You know the feeling you get when your car is down to the last ten kilometres of fuel, and your petrol light starts flashing? Mild panic, right? You recognise that you are nearly on empty, so you rush to the closest petrol station because you know that if you don’t fill up, your car will stop dead in the middle of the road until it’s refuelled.
Once that tank is empty, you cannot scream at your car and ask it to practise manifestation and magically start again. Unless it has fuel in it, it simply will not run. (If your tank never runs low because you are a very organised person, then kudos to you!)
Now, think about your body and mind the same way. The body’s warning systems are not quite as straightforward as a flashing light on a dashboard, but the mind is very smart, and it sends warning signs when you need to slow down.
The more these are ignored, the louder they get, and the bigger the risk they are to your overall health. In our busy world, it can be hard to recognise these warning signs amongst all the noise, but you must try. It is vital to your wellbeing.
When we are overworked and our tank has been running on empty for too long, we can arrive at burnout, and that’s a place we really want to avoid.
Easy ways to fill your cup
- Read a book in the sunshine
- Walk in nature
- Swim in the sea
- Have dinner with someone who makes you smile
- Dance to your favourite music
- Take yourself out for breakfast
- Bake a cake (only if you find baking therapeutic)
- Take a nap
- Listen to a podcast in your favourite park
I’m a huuuge fan of me-time. Without it, I am far from my best self. I’ve worked hard throughout my twenties and have really thrived on the hustle and bustle life for most of it. But when COVID hit (of course, the global pandemic would make an appearance at some point in this book), most of us were forced to slow down.
Over a two-year period, I, like a lot of people all over the world, spent most of my time in lockdown. Suddenly, all modelling gigs went out the window. Travel opportunities faded away. And events for our company kept getting pushed back.
Weekends that used to be filled with catching up with friends and family were now filled with bingeing a new TV series. And even though everyone hates traffic, I found myself dreaming of getting to go somewhere in my car that wasn’t the supermarket.
Anyway, the point is that life changed dramatically. I was extremely fortunate to still be able to work from home on our business, but outside of that, there really wasn’t much to do.
I started to take my time in the morning and would go for a walk with my husband, Josh, and spend some quality time with him before logging on to work that day. At lunchtime, I would have enough time to fit in a workout. Or I’d take time to create a delicious meal and actually sit down for lunch with Josh rather than at my desk.
In the evenings, I had so much time to wind down however I wanted as we had no plans. I found that when I slowed down, I was way more productive with my work and a much happier, less stressed version of myself.
‘Me-time’ can be for anything you want it to be – it’s a time for self-love. It should bring you peace, bring you joy, allow you to lose track of time and connect with yourself.
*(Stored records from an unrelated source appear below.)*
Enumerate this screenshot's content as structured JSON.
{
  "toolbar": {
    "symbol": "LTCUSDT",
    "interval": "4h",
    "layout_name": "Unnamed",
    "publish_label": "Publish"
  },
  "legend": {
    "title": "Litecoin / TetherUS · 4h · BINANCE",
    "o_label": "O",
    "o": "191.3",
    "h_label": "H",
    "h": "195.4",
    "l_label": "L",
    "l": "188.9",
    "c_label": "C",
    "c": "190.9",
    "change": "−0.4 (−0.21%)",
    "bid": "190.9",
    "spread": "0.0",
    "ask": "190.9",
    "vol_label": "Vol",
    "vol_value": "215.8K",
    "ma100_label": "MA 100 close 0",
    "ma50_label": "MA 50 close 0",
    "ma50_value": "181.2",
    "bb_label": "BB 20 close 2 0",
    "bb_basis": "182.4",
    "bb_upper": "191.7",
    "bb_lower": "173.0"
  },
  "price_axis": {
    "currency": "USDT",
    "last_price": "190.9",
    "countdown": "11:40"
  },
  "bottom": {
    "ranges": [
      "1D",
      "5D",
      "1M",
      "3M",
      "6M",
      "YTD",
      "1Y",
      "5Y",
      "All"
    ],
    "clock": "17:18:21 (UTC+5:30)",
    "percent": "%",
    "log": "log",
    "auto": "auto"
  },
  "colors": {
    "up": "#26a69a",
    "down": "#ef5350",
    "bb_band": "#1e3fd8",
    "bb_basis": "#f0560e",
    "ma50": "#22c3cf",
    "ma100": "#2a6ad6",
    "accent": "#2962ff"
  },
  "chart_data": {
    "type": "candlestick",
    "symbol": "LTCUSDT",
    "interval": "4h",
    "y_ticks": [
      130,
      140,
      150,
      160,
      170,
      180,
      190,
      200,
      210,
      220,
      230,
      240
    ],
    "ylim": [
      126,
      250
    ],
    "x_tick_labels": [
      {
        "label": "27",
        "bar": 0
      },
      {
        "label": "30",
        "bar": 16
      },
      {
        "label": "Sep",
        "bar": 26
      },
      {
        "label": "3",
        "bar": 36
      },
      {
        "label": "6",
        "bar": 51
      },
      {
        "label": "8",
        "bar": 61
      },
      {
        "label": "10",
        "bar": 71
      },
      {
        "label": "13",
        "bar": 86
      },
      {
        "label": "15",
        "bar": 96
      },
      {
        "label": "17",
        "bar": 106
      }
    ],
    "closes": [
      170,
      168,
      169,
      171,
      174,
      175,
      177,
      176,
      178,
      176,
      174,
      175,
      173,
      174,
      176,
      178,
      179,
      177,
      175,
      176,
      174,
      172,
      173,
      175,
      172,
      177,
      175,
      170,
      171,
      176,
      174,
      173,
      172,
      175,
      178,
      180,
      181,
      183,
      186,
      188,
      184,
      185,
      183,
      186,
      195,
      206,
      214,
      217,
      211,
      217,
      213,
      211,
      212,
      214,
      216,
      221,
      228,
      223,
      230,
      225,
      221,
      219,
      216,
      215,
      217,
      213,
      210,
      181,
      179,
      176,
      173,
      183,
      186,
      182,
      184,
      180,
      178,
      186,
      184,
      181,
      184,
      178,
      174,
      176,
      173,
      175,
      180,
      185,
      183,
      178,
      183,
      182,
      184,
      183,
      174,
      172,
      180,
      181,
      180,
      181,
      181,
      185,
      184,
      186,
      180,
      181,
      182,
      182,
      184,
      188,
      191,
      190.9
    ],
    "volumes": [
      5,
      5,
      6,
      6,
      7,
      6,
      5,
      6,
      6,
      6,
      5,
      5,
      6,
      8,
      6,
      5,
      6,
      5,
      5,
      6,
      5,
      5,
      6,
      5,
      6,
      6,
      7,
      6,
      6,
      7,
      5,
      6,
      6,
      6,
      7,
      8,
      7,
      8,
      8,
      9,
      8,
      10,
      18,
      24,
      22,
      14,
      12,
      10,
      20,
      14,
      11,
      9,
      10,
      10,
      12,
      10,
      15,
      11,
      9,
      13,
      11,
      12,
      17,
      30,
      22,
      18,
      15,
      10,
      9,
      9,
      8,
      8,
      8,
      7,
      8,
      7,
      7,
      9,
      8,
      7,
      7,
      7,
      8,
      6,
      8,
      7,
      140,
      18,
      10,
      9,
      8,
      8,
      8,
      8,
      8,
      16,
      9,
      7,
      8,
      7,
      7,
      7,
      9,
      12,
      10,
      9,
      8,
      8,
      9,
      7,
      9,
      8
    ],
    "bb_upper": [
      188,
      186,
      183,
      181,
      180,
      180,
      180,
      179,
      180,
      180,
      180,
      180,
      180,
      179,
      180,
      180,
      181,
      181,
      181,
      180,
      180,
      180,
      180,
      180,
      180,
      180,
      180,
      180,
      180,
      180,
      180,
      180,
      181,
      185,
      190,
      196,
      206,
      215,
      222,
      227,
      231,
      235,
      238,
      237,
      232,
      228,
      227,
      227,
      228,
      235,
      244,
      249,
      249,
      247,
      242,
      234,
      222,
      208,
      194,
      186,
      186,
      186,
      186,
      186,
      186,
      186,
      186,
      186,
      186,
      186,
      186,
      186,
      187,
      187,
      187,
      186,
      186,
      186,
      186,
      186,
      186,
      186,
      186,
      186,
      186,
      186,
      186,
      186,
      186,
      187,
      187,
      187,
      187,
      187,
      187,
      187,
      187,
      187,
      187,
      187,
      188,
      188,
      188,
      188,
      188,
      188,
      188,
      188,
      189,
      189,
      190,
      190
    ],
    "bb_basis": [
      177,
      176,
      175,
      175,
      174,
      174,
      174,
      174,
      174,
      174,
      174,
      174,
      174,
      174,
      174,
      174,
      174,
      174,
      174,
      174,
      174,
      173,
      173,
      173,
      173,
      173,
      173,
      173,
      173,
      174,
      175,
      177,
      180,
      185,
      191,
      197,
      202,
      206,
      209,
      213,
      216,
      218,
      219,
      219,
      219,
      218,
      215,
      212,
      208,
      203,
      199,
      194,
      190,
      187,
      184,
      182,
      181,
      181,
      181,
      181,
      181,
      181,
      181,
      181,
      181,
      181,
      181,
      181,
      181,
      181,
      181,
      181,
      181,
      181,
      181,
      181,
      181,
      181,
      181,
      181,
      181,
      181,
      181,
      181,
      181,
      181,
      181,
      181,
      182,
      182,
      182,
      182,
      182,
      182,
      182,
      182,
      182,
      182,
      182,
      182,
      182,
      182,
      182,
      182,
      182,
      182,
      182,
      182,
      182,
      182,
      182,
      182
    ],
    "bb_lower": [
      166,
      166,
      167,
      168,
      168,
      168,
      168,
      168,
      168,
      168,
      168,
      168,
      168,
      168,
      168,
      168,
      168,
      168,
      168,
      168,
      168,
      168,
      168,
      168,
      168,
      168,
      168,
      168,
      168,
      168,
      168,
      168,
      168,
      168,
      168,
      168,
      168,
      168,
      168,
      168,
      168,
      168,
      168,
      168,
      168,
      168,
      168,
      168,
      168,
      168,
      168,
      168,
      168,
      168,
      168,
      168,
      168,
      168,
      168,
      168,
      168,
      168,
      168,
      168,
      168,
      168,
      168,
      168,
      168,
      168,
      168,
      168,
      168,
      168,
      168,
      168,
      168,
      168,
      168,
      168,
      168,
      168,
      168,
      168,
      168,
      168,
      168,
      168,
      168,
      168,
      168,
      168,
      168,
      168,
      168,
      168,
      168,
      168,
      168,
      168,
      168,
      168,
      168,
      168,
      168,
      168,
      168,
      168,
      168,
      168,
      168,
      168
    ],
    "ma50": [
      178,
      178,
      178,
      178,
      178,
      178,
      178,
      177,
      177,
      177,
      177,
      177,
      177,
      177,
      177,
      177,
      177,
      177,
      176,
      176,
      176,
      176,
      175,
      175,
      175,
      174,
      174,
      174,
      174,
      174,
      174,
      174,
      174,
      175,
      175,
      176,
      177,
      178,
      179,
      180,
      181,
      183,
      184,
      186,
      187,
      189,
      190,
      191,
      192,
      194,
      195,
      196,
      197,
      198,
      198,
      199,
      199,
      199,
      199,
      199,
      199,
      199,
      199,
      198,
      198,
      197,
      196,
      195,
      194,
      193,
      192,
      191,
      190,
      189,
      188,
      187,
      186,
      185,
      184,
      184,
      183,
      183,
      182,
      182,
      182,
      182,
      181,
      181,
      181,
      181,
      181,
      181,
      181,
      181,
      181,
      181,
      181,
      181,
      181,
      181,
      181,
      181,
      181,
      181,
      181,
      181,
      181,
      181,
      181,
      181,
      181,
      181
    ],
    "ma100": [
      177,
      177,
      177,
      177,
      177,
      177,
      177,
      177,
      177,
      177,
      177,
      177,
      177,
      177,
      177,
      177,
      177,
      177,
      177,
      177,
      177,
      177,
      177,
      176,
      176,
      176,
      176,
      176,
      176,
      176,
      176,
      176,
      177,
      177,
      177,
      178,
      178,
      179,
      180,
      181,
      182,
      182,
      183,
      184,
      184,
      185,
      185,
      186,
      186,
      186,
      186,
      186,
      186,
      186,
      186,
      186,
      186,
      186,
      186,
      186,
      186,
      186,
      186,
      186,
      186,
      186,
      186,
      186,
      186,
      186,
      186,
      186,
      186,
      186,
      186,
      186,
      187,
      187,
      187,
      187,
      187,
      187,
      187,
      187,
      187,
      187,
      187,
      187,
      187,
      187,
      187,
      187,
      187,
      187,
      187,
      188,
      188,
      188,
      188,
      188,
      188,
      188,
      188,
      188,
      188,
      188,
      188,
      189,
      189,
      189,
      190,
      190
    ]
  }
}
Things I do during my me-time
Move my body: I love going for long walks by myself or following a KIC workout at home.
Take a bath: A bath bomb or bubbles are an absolute necessity. I grew up watching my mum draw herself a bath at least once a week. And it was her ‘alone time’. She always lit a candle and read a book in there. Now that I’m an adult, I can see why she found this so relaxing.
Watch a movie: I absolutely love watching movies, new or old, funny or sad. I just love getting lost in another world and another story that isn’t mine.
Draw: Drawing cartoons has been something that has brought me a lot of joy since I was a kid. The thing I love about it the most is how I always lose track of time once I start. Plus, it takes me away from my phone.
Paint my nails: I don’t know why, but I find it so therapeutic.
Making time for yourself should be non-negotiable. As we’ve already mentioned, you cannot pour from an empty cup. So make sure you’re making time for the things that fill that cup back up.
Text from You Take Care by Laura Henshaw and Steph Claire Smith. Murdoch Books RRP $36.99.